December 7 1998

Rasheed Al-Saqqaf,
Yemen Times,
Hadhramaut is a very large governorate, including both desert and coastal areas. It is the cradle, all at once, of some of Yemen’s most famous religious scholars, poets, singers, and architects. It was, and still is, the source of migration waves to the rest of the world. Its people are industrious and very well known for their mercantile acumen.
Allah’s Prophet Houd
The region – its far more than a mere governorate – is rich with age-old traditions. One such ancient ritual is the annual visit to the mausoleum of the Prophet Houd. Situated in Shi’b (valley) Houd in the Ahqaf area of Hadhramaut, the shrine is the focus of a pilgrimage that takes place between the 5th and 10th of Shaaban – the month just before Ramadhan.
Being four arduous hours by car away from Seioun – Hadhramaut’s interior capital – does not deter people from all over the world from visiting the place. Muslims from Indonesia, Malaysia, Kenya, Canada, the USA, and several other countries make this annual pilgrim.
People from this region and other parts of Yemen also visit other shrines on the way to the Houd mausoleum, arriving exactly on the 5th of Shaaban.
Houd Enters Into a Rock!
One of the most revered attractions of the pilgrimage is a very large and imposing rock, dominating the site and is known as Naqat Houd (Houd’s camel. Another revered rock is split in the middle, where ancient folklore has it that Houd hid from his enemies inside the rock!
Preaching & Washing
Throughout the pilgrim’s five days, preachers continue giving much sought-after sermons. Major families from the region each has its own special visiting ceremonies known as Dakhla. The biggest of Dakhlas is that of Abu Bakar Bin Salem, which is held on the pilgrim’s last day.

During Dakhla, people bathe at a rivulet near the Houd Village. They then visit a well, mentioned in the Holy Quran, situated in the middle of the village. Afterwards a last visit of the shrine is conducted with more sermons and preaching, praising not only Prophet Houd, but also all other prophets, especially Mohammed (PBUH).

Seasonal Village
Houd Village is not inhabited all year round. It is a seasonal village, so to speak. People only live in it during the five-day pilgrimage.
Oldest Shrine
Sheikh Salem Bin Abdullah Al-Shateri, one of a several revered scholars who preach to the faithful, said that Houd’s shrine is probably the oldest shrine in the world, which people still visit. “It more than 4000 years old, as stated by Al-Tijani in his Taj Al-Ayan book,” explained the Sheikh.
It also mentioned in the Quran that Alexander the Great visited the place with his army.

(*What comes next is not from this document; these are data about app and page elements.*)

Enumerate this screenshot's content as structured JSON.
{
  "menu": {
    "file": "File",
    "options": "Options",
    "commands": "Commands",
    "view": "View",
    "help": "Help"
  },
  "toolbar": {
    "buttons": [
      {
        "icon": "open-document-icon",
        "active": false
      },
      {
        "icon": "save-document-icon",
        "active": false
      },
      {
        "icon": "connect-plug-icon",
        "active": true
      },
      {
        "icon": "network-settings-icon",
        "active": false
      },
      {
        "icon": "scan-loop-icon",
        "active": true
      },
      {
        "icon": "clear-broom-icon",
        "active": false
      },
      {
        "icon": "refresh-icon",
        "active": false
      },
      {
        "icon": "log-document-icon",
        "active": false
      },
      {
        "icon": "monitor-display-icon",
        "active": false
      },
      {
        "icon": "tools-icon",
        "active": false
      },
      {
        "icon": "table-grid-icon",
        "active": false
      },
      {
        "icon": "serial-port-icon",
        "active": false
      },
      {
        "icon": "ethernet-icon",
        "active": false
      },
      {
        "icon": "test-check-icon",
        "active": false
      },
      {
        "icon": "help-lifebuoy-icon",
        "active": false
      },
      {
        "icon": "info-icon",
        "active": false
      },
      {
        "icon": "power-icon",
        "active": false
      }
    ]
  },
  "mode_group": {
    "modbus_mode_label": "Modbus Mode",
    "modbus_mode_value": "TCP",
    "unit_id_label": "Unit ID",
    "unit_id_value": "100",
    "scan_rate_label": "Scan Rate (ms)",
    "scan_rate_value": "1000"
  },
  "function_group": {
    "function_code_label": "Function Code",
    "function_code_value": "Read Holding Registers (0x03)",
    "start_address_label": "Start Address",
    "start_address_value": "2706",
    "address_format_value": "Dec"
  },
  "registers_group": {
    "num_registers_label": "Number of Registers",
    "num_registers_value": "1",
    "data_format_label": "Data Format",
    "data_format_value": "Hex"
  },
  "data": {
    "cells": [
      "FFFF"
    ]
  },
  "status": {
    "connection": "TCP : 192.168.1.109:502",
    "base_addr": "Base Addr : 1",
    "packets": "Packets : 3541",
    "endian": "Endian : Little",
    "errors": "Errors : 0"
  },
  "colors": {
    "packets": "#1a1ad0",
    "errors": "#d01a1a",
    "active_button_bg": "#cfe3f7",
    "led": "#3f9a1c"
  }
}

All other Arab historians agree that Houd’s shrine have been visited since time immemorial.
The annual pilgrimage, however, did not start in earnest until one of Prophet Mohammed’s descendants – Imam Ahmed Bin Isa visited the place in 318 AH (more that 1100 years ago).